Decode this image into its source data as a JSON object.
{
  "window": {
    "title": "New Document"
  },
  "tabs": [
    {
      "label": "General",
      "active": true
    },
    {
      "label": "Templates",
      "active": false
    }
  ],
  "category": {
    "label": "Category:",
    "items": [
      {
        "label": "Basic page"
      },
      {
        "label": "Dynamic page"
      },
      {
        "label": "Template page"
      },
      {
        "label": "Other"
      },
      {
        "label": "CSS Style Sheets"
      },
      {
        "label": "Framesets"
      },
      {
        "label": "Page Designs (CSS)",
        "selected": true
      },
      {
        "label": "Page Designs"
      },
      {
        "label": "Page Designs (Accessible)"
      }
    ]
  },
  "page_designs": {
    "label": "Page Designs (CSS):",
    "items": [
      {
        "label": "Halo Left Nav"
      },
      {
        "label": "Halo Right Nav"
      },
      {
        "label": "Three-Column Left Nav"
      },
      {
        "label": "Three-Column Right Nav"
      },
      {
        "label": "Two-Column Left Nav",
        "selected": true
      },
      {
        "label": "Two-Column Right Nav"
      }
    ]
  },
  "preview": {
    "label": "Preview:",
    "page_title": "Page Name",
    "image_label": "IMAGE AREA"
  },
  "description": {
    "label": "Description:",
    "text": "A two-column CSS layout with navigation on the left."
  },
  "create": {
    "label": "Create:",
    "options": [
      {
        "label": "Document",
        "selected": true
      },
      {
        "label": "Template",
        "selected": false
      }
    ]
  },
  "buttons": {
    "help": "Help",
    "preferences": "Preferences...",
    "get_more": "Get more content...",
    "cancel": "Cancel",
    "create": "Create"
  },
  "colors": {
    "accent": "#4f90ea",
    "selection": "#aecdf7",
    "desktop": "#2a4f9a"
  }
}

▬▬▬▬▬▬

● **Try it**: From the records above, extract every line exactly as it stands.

● **Result**:
Decode this image into its source data as a JSON object.
{
  "window": {
    "title": "New Document"
  },
  "tabs": [
    {
      "label": "General",
      "active": true
    },
    {
      "label": "Templates",
      "active": false
    }
  ],
  "category": {
    "label": "Category:",
    "items": [
      {
        "label": "Basic page"
      },
      {
        "label": "Dynamic page"
      },
      {
        "label": "Template page"
      },
      {
        "label": "Other"
      },
      {
        "label": "CSS Style Sheets"
      },
      {
        "label": "Framesets"
      },
      {
        "label": "Page Designs (CSS)",
        "selected": true
      },
      {
        "label": "Page Designs"
      },
      {
        "label": "Page Designs (Accessible)"
      }
    ]
  },
  "page_designs": {
    "label": "Page Designs (CSS):",
    "items": [
      {
        "label": "Halo Left Nav"
      },
      {
        "label": "Halo Right Nav"
      },
      {
        "label": "Three-Column Left Nav"
      },
      {
        "label": "Three-Column Right Nav"
      },
      {
        "label": "Two-Column Left Nav",
        "selected": true
      },
      {
        "label": "Two-Column Right Nav"
      }
    ]
  },
  "preview": {
    "label": "Preview:",
    "page_title": "Page Name",
    "image_label": "IMAGE AREA"
  },
  "description": {
    "label": "Description:",
    "text": "A two-column CSS layout with navigation on the left."
  },
  "create": {
    "label": "Create:",
    "options": [
      {
        "label": "Document",
        "selected": true
      },
      {
        "label": "Template",
        "selected": false
      }
    ]
  },
  "buttons": {
    "help": "Help",
    "preferences": "Preferences...",
    "get_more": "Get more content...",
    "cancel": "Cancel",
    "create": "Create"
  },
  "colors": {
    "accent": "#4f90ea",
    "selection": "#aecdf7",
    "desktop": "#2a4f9a"
  }
}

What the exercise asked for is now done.